Lewis

When Lewis' Mum passed away life was turned upside down for him and his siblings. He tells us how Action for Children helped him find the stability he needed.

I grew up in a large family, there were four of us children and the house was always hectic but it was home. As the years went on, Dad became more and more absent, disappearing for weeks at a time and only popping in every now and again when he needed a roof for the night or some money.

Mum had suffered with a life-limiting illness since we were young so my older sister and I didn't really know any different than to help her with the younger children and the kind of household chores my mates weren't even aware of, like loading the washing machine and doing the weekly shop.

As the years went on, Dad became more and more absent, disappearing for weeks at a time and only popping in every now and again when he needed a roof for the night or some money.
Lewis
lewis

When I was old enough to work, my day became a routine of paper round before school, attend school with a visit home to check on mum at lunchtime, then work in the local shop until it closed at 7pm, dinner, homework, chores, then bed.

Weekends were filled up with looking after the younger ones and keeping up with the housework really. We didn’t really have time for friends but even the friends we did have didn’t know or understand how different our lives were compared to theirs.

One day we got called in to the school office to be told our mum had been taken in to hospital and she wasn’t expected to live for much longer. Mum passed away two weeks later. My oldest sister was 17 so she went to live with her boyfriend’s family, while my brothers and sisters and I were separated and placed with different foster care families.

 

I was 15 and my life had been turned upside down. I moved between a couple of temporary foster care placements and would have regular visits to see my brothers and sisters but I was yearning for stability and to have control of building my own life. To make my mum proud.

My social worker introduced me to Action for Children and I was offered an interview for a room in one of their supported housing projects.

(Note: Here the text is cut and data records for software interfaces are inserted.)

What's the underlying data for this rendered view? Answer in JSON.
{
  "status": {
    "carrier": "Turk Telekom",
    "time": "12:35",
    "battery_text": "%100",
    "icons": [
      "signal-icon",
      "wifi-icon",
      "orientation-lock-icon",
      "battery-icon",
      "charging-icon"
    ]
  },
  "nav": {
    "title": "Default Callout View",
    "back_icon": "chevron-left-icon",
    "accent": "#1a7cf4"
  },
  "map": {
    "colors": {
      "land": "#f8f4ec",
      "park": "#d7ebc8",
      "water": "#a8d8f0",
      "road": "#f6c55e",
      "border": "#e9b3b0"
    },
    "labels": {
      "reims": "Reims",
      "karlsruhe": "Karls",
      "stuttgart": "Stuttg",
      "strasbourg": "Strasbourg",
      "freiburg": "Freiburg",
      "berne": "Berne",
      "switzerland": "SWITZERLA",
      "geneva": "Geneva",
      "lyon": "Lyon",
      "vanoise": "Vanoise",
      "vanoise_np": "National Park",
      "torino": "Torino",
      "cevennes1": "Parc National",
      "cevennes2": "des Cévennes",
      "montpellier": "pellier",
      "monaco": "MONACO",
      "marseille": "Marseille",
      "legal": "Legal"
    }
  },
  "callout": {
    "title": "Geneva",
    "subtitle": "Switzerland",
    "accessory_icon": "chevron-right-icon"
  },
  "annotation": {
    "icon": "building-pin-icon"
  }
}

The idea is it allows young people, who might otherwise be homeless, the chance to live independently but with someone always around from Action for Children to guide you on your money management, staying in education or getting a job, how to maintain your tenancy and respect rules of living with others. You get your own room and have shared access to a kitchen, lounge and bathrooms. You cook and clean for yourself, or together with your housemates if you like, and we each have to pay a minimum amount of rent each week. I demonstrated in the interview that I was committed to studying and working and would be a trustworthy tenant. I moved in shortly after my 16th birthday and am in year one of a three year engineering apprenticeship.

I’ve made some good friends and feel like I’ve got an extended family in my housemates and the Action for Children staff who really care about us and are always there for advice or just when you need a chat. I still see my brothers and sisters - they are happy and I hope one day, we can all live together again.